22% of respondents waited 12 to 18 months to see a fertility doctor, and 35% of respondents waited from 18 months to more than two years.
* So why did more than half, 57%, wait longer than the recommended time period?
Respondents were able to select more than one answer. The majority, 68%, indicated that they hoped to get pregnant naturally. The irony is that during a two-year period, a woman’s fertility can greatly decline. Increasing age is a contributing factor to infertility, chromosomal abnormalities of eggs/embryos and failed infertility treatment.
Additionally, the percentage of IVF live births by age are as follows:
- Under age 35: 40.5%
- Age 35-37: 31.1%
- Age 38-40: 22.2%
- Age 41-42: 11.7%
- Age 43-44: 4.5%
- Over age 44: 1.8%
Another 37% of respondents waited to see a fertility doctor out of financial concerns or costs. There’s a misconception that IVF (in vitro fertilization) is the go-to treatment proposed by fertility doctors. Our data found that following an appointment with an RE, 57% said they had or were scheduled to have IUI (intrauterine insemination). An IUI is a procedure that typically costs $2,000 to $2,500 including medications, and delivers the sperm through the cervix to the uterus to better enable it to reach and fertilize an egg. It’s a less invasive and less expensive option compared to IVF, and for those who have unexplained infertility, mild male factor infertility, or a cervical condition, IUI treatment can be successful.
For those who need IVF, the costs can certainly be a challenge. There are financing packages, like IVFAdvantage, that can assist. IVF is typically recommended for patients with male factor infertility, women with damaged fallopian tubes, ovulation disorders, premature ovarian failure, unexplained infertility or genetic concerns for their offspring.
* The remaining patients were unsure about which RE to go to. We asked, “How did you choose your RE?”
The majority of respondents chose their RE based on a referral from a medical doctor (58%), while 30% found their RE online and 22% through word of mouth
* When choosing your RE, what factors did you consider?
Survey respondents were able to select as many factors as were important to them in the selection of an RE. Fertility treatment success rates were the primary factor (41%), followed closely by reputation and proximity to home.
Fertility clinics are required to report ART (assisted reproductive technology) cycle outcomes to the Centers for Disease Control and Prevention (CDC) annually; the Society for Assisted Reproductive Technology (SART) also publishes fertility clinic success rates. However, using IVF success rates as the primary criteria in choosing a fertility doctor is ill-advised.
According to the CDC, “A comparison of clinic success rates may not be meaningful because patient medical characteristics and treatment approaches vary from clinic to clinic.”
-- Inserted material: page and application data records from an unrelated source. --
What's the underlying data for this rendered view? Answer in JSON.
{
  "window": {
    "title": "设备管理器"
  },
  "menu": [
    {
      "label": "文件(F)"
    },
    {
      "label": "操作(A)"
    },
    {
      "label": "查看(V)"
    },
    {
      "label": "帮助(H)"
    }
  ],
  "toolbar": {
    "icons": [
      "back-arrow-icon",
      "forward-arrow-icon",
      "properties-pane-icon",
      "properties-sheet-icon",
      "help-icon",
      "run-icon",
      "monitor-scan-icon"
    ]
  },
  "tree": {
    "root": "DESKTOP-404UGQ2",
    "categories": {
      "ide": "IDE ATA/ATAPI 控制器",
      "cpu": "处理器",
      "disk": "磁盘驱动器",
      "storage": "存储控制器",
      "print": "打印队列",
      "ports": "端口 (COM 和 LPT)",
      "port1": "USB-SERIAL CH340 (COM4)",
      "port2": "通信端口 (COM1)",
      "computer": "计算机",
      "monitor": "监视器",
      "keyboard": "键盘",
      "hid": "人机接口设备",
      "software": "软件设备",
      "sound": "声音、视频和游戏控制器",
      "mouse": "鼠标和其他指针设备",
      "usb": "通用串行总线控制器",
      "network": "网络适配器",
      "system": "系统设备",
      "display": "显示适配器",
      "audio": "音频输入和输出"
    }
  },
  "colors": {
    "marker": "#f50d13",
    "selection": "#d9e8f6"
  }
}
Additionally, fertility clinics are able to inflate or manipulate their success rates by not accepting cases that are less likely to result in pregnancy or by doing “freeze all cycles” where outcomes are currently not reported1. What may be helpful for a patient choosing a fertility clinic is to review the number of cycles for women with their condition in their age group.
Conclusion: The majority of women who are trying to conceive are waiting 12 months to more than two years before seeing a fertility doctor. Education on the correlation between age and fertility - and the importance of seeing a fertility doctor when timed sex is not resulting in a pregnancy – is paramount. The chance of conception decreases as a woman ages, and rapidly once she reaches her mid-30s.
The chance of success with fertility treatment decreases too. The probability of a live birth with IVF is 18% less for women ages 38 to 40, compared to women under 35.
In order to facilitate treatment, patients also need to be apprised of cost savings available for treatment.
And while most patients use IVF success rates as a determining factor in choosing a fertility clinic, that is ill-advised. Success rates can be manipulated and clinic-to-clinic comparisons may not be accurate.